» Aim of the exercise: Please state how many lines of the data below contain the word "북메이트", offering nothing besides the number.

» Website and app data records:
++++++
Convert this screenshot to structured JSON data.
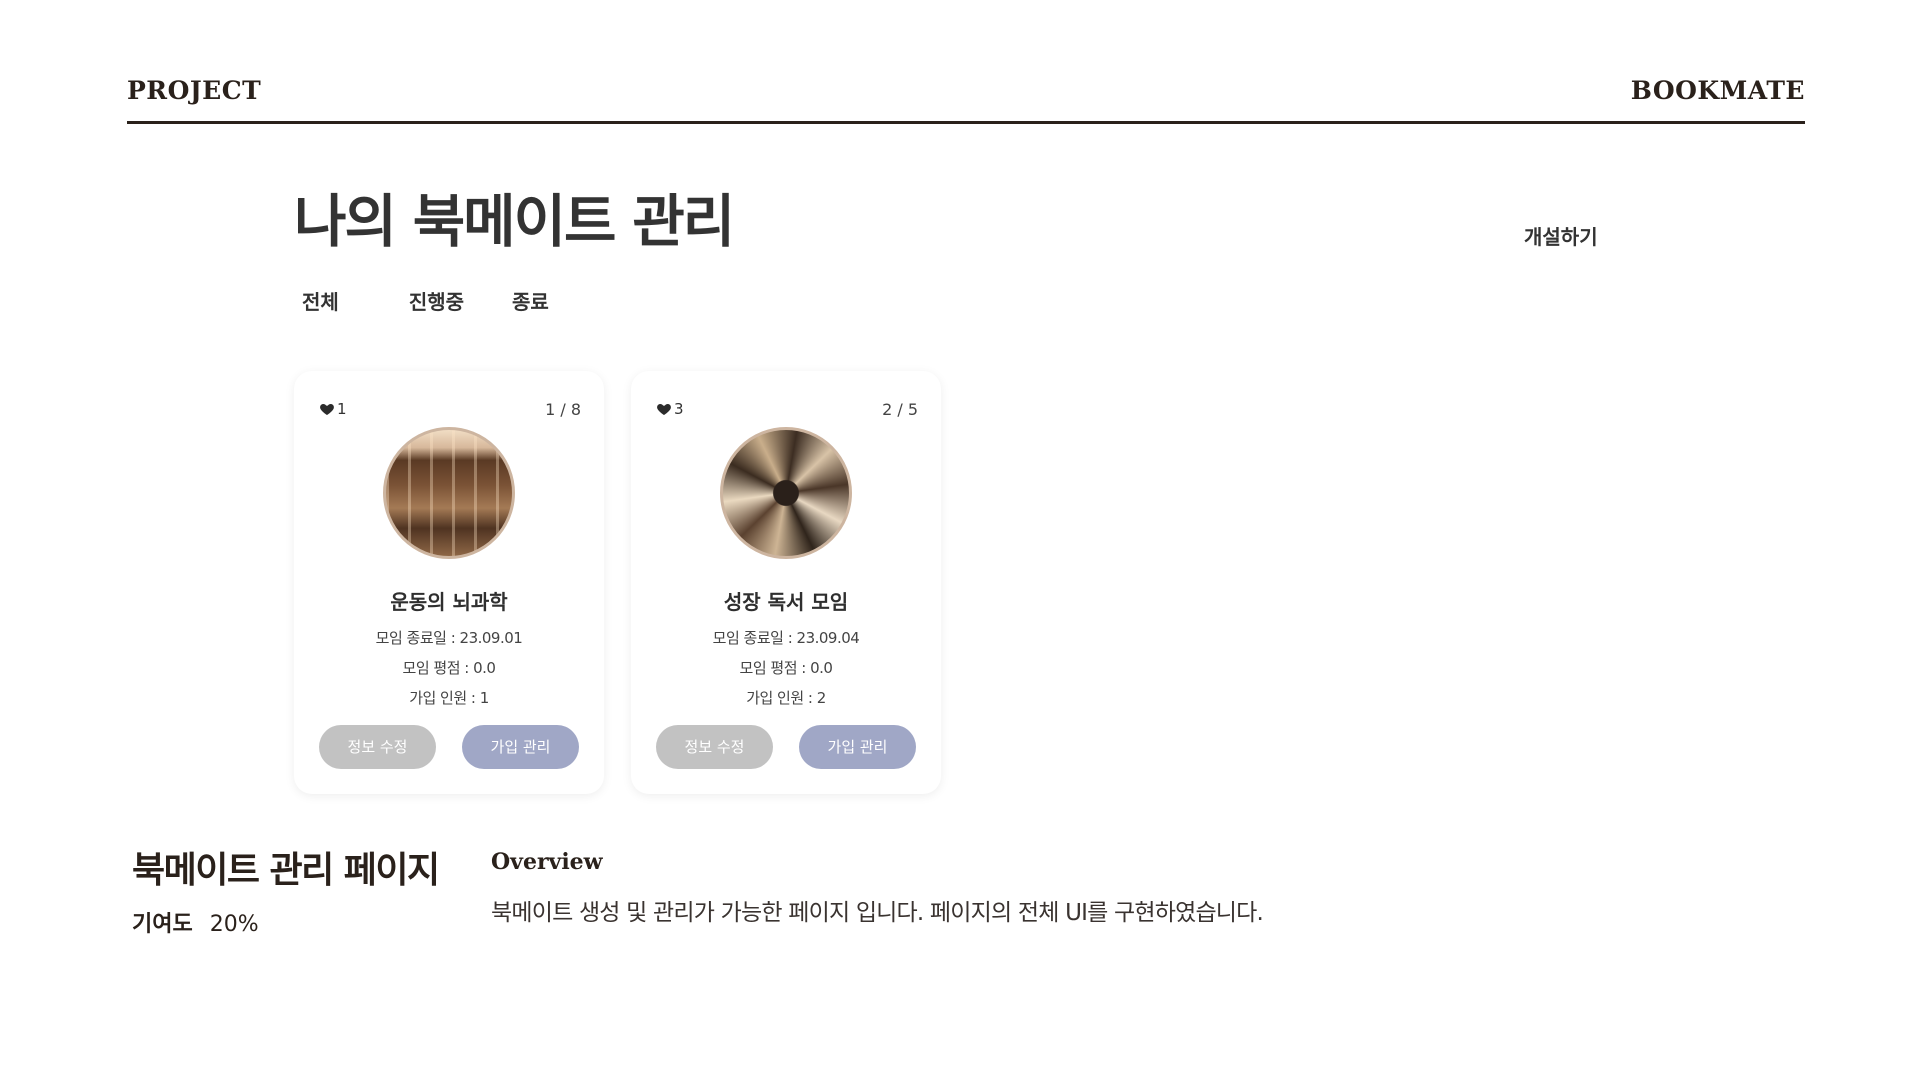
{
  "header": {
    "left": "PROJECT",
    "right": "BOOKMATE"
  },
  "page": {
    "title": "나의 북메이트 관리",
    "create_label": "개설하기"
  },
  "filters": [
    {
      "label": "전체"
    },
    {
      "label": "진행중"
    },
    {
      "label": "종료"
    }
  ],
  "cards": [
    {
      "likes": "1",
      "members_ratio": "1 / 8",
      "title": "운동의 뇌과학",
      "end_date": "모임 종료일 : 23.09.01",
      "rating": "모임 평점 : 0.0",
      "members": "가입 인원 : 1",
      "edit_label": "정보 수정",
      "manage_label": "가입 관리"
    },
    {
      "likes": "3",
      "members_ratio": "2 / 5",
      "title": "성장 독서 모임",
      "end_date": "모임 종료일 : 23.09.04",
      "rating": "모임 평점 : 0.0",
      "members": "가입 인원 : 2",
      "edit_label": "정보 수정",
      "manage_label": "가입 관리"
    }
  ],
  "footer": {
    "title": "북메이트 관리 페이지",
    "contribution_label": "기여도",
    "contribution_value": "20%",
    "overview_heading": "Overview",
    "overview_text": "북메이트 생성 및 관리가 가능한 페이지 입니다.  페이지의 전체 UI를 구현하였습니다."
  },
  "colors": {
    "edit_button": "#c2c2c2",
    "manage_button": "#a0a7c6",
    "header_rule": "#2a211b"
  }
}
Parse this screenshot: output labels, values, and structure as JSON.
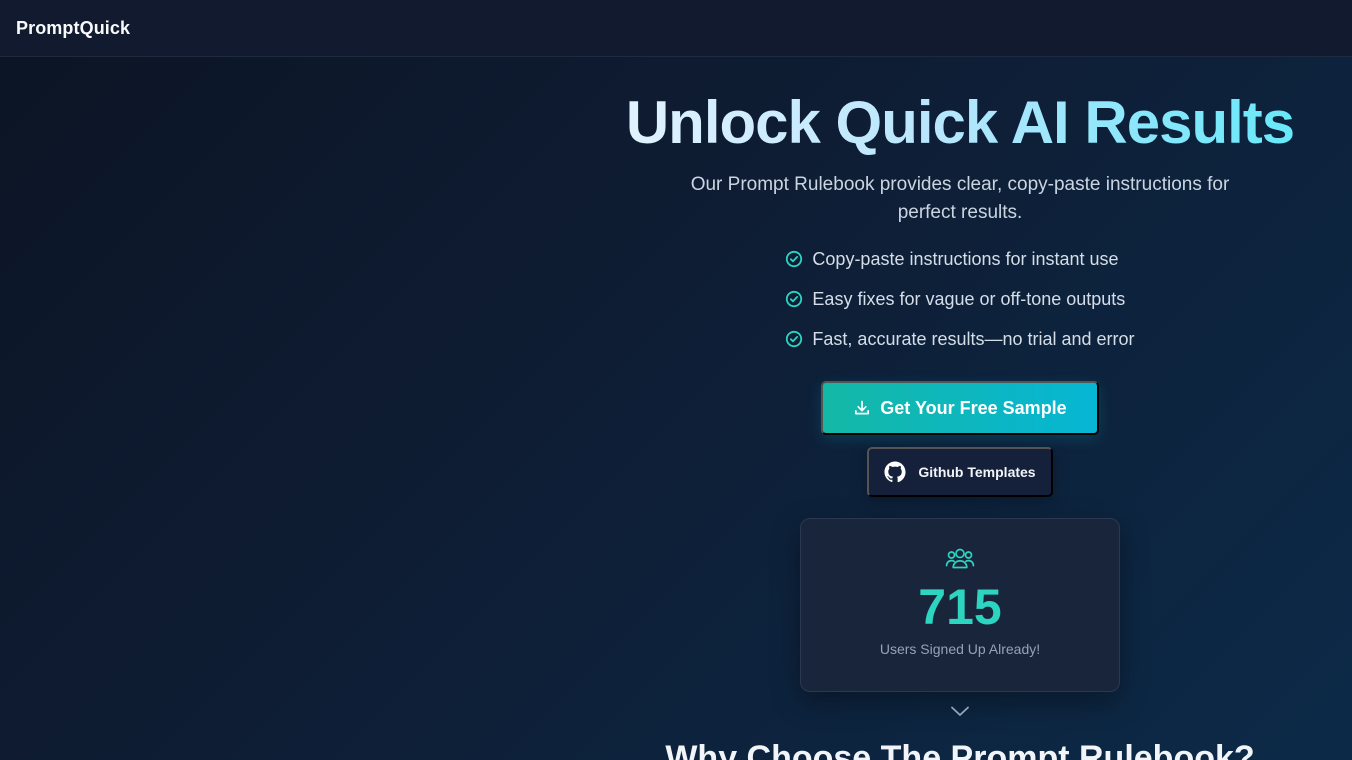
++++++
» Answer area: 3